Social media learning tools provide important new opportunities to educate teen parents, according to an article recently published by North Carolina State University’s Very Important Parents Program in the Journal of Extension.
Written by Program Director Kimberly Allen and program coordinators Christina Jolly and Jenna Barnes, “Using Social Media to Engage and Educate Teen Parents” looks at growing trends in social media use by youth. The article focuses on VIP’s use of asynchronous learning through a variety of social media platforms to educate its young audience in parenting best practices. Because youth use technology to improve their lives, it is “critical” for youth family professionals to use these platforms.
Through funding from the National Institute of Food and Agriculture’s Children, Youth and Family At-Risk Project, VIP’s mission is to use web-based and multimedia platforms to provide education to young parents.

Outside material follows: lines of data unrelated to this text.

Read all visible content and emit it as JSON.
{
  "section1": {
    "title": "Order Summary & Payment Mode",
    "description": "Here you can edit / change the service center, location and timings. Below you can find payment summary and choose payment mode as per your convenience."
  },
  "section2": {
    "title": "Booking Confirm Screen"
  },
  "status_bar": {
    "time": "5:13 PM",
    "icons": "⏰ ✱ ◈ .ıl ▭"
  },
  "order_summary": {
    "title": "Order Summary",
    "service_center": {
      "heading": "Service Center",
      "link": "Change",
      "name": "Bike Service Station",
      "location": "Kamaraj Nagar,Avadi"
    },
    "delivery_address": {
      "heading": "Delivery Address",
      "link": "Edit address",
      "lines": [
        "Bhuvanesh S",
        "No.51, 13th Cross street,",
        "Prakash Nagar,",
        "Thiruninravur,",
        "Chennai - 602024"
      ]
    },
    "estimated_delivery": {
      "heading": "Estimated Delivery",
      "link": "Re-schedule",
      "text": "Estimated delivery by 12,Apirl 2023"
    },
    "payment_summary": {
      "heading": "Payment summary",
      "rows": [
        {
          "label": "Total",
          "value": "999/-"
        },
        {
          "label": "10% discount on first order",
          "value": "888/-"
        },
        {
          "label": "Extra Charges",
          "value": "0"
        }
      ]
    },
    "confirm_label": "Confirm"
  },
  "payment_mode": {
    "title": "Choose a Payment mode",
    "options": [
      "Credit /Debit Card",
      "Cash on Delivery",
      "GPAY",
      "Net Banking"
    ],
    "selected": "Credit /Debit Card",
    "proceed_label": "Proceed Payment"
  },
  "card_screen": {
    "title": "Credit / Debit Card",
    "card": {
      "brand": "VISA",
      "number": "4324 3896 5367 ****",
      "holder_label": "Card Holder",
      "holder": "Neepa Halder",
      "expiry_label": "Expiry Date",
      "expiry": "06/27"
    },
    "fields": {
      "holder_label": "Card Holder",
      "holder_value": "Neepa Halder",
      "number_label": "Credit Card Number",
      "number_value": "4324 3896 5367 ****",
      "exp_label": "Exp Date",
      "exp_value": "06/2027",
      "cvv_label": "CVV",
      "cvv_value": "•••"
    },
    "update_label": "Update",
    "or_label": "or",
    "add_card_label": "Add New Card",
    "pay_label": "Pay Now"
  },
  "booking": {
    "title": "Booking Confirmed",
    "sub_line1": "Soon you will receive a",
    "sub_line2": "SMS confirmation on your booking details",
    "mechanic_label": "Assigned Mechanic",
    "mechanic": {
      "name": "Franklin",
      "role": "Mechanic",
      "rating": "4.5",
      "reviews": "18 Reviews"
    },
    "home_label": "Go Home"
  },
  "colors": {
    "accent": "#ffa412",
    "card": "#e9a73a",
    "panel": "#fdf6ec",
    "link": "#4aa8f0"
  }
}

Designed using existing research and input from teen parent focus groups, the VIP Program is designed to:
- Develop teen parents’ parenting, relationship, and life skills
- Teach teen parents to cultivate child development and education

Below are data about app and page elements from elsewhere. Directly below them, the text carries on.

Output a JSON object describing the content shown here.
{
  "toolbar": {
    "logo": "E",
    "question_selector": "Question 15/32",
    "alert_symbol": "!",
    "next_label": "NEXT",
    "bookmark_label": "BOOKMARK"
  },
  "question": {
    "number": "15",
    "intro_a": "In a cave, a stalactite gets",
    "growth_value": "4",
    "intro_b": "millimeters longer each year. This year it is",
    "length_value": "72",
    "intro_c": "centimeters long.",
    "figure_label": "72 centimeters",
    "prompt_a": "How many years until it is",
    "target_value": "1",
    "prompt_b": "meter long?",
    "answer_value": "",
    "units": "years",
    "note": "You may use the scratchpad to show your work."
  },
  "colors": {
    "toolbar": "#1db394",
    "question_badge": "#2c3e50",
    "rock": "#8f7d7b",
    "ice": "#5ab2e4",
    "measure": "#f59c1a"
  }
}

- Use technology to promote two-way communication between teen parents and child care providers
- Increase parent knowledge about social media as a positive tool for parent education
This post was originally published in College of Agriculture and Life Sciences News.